# Data for analysis:
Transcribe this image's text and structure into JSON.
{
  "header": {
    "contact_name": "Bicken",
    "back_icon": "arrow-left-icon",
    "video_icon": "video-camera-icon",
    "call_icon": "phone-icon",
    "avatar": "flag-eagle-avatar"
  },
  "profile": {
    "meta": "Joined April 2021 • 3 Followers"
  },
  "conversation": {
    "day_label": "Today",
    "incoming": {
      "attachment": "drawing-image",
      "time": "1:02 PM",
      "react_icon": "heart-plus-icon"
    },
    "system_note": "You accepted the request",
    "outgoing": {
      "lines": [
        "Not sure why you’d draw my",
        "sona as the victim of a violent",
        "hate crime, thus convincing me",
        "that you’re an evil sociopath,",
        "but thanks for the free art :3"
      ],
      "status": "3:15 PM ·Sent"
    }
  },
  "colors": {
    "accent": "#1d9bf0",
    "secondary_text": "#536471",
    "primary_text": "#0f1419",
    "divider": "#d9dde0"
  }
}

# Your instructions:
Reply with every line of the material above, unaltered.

# Solution for this problem:
Transcribe this image's text and structure into JSON.
{
  "header": {
    "contact_name": "Bicken",
    "back_icon": "arrow-left-icon",
    "video_icon": "video-camera-icon",
    "call_icon": "phone-icon",
    "avatar": "flag-eagle-avatar"
  },
  "profile": {
    "meta": "Joined April 2021 • 3 Followers"
  },
  "conversation": {
    "day_label": "Today",
    "incoming": {
      "attachment": "drawing-image",
      "time": "1:02 PM",
      "react_icon": "heart-plus-icon"
    },
    "system_note": "You accepted the request",
    "outgoing": {
      "lines": [
        "Not sure why you’d draw my",
        "sona as the victim of a violent",
        "hate crime, thus convincing me",
        "that you’re an evil sociopath,",
        "but thanks for the free art :3"
      ],
      "status": "3:15 PM ·Sent"
    }
  },
  "colors": {
    "accent": "#1d9bf0",
    "secondary_text": "#536471",
    "primary_text": "#0f1419",
    "divider": "#d9dde0"
  }
}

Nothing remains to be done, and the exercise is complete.